KH ‘Looking At Your Pager’ [Ministry of Sound/Three Six Zero] Michael Bibi ‘La Murga (Michael’s Midnight Mix)’ Nick León ‘Xtasis feat. DJ Babatr (Pearson Sound Remix)’ [TraTraTrax] Tessela ‘Hackney Parrot (Bailey’s Techno Tool)’ Tirzah ‘Tectonic (FAUZIA Remix)’ [Domino]
Best Rap Album/Mixtape
CB ‘A Drillers Perspective 2’ [mayowahd] FLOHIO ‘Out Of Heart’ [AWAL] Horrid1 x Sav’O ‘Violent Siblings’ [CGM Records] Jeshi ‘Universal Credit’ [Because Music] Loyle Carner ‘hugo’ [EMI]
Best Rap Track
Darkoo ‘Always feat. Black Sherif’ (Prod. by Albert kweku Koranteng) [Atlantic Records UK] Giggs x Tiny Boost ‘The Family’ (Prod. by RichMadeRecords) [Self-released] Kojey Radical feat. Lex Amor ‘War Outside’ (Prod. by Swindle & Kztheproducer) [Asylum Records UK] LD x C1 ‘Hillside Demons’ (Prod. by JS OTP & Hilzz) [24 Hour Ent] Nemzzz ‘2MS’ (Prod. by Wydsonni) [Motown Records UK / EMI]
Best Radio Show
Emma Jean Thackray, Worldwide FM Ellie Prohan, KISS FM Felix Joy Breakfast Show, SWU Pure Spice with DJ Manara, BBC Asian Network Soup To Nuts, NTS
Best Large Club
Depot Mayfield, Manchester fabric, London KOKO, London Printworks, London SWG3, Glasgow
Best Small Club
Colour Factory, London Night Tales, London Strange Brew, Bristol Sub Club, Glasgow Ulster Sports Club, Belfast
Best Club Event
Club Blanco Distant Planet PXSSY PALACE Teletech Small Talk
Houghton Festival Naked City Festival Otherlands Music & Arts Festival Outlook Festival UK Queen’s Yard Summer Party
Best Boutique Festival
Field Maneuvers Freerotation KALLIDA Festival No Bounds Festival Watching Trees Festival
Underground Hero Recognising the champions of grassroots music communities
Double O & Mantra Jeremy Sylvester Lo Shea Man Power Sarah McBriar
Feature image – WHP MCR
Art & Culture
Giant glowing slinky and fire sculptures to light up Salford in winter Lightwaves Festival
The details of the huge outdoor light show in Greater Manchester have been revealed as Lightwaves Festival prepares for its ninth year.
Installations this winter will include a huge, glowing slinky tumbling off the landmarks in Salford Quays, as well as fire sculptures, a giant heart-shaped glitterball, and a kaleidoscope of butterflies.

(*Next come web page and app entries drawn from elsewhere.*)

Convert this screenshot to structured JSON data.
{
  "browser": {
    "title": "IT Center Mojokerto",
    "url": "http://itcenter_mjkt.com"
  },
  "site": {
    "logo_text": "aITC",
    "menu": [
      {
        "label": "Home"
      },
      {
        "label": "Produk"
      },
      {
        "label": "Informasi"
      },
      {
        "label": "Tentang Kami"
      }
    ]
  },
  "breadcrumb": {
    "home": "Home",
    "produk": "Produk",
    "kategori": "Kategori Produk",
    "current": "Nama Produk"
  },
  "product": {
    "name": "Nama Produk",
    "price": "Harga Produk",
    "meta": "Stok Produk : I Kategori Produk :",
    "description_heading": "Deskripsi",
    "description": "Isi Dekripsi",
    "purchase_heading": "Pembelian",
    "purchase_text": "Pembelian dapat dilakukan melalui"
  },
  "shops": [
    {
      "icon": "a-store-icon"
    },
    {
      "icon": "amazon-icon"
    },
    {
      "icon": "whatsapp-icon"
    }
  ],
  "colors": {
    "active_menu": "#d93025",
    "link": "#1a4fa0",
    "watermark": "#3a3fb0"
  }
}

Lightwaves will take place across MediaCity and Salford Quays, transforming the waterways and spaces with dramatic light artworks.
The completely free event will take place this week and showcase both local and national artists.
The headline installation is audio-visual Navvies by Matthew Rosier, presented on the actual water and accompanied by an orchestral composition.
Visitors will also be able to ‘walk’ through the waters of a digital river that will flow over the bridge, created by Manchester studio idontloveyouanymore, with the virtual water reacting to the movement of people.
The giant neon slinky (called End Over End) comes from Studio Vertigo, who will also create Our Beating Heart, a heart-shaped mirror ball made with more than 11,000 tiles that will slowly rotate.
Garden of the Deep, by Diane Watson, will turn single-use plastic bottles into 1000 flowers, made with the help of local schools and community groups.
Local legends Walk the Plank will be back again with Roost, creating nature-based fire sculptures in the MediaCity garden.
Lightstream by Flora Litchfield is going to use sound and colour to draw focus to water’s energy, and MicroCosmic by Paul Miller (a collaboration with the University of Salford) is an installation of video, sound and projection-mapped sculpture.
Anne Bennett’s Butter Cluster will create a flock (or technically, a kaleidoscope) of butterflies in the night sky above your heads.
There’ll be retro-futuristic design with Normal, an ‘interactive light and sound installation with attitude’ by Monomatic.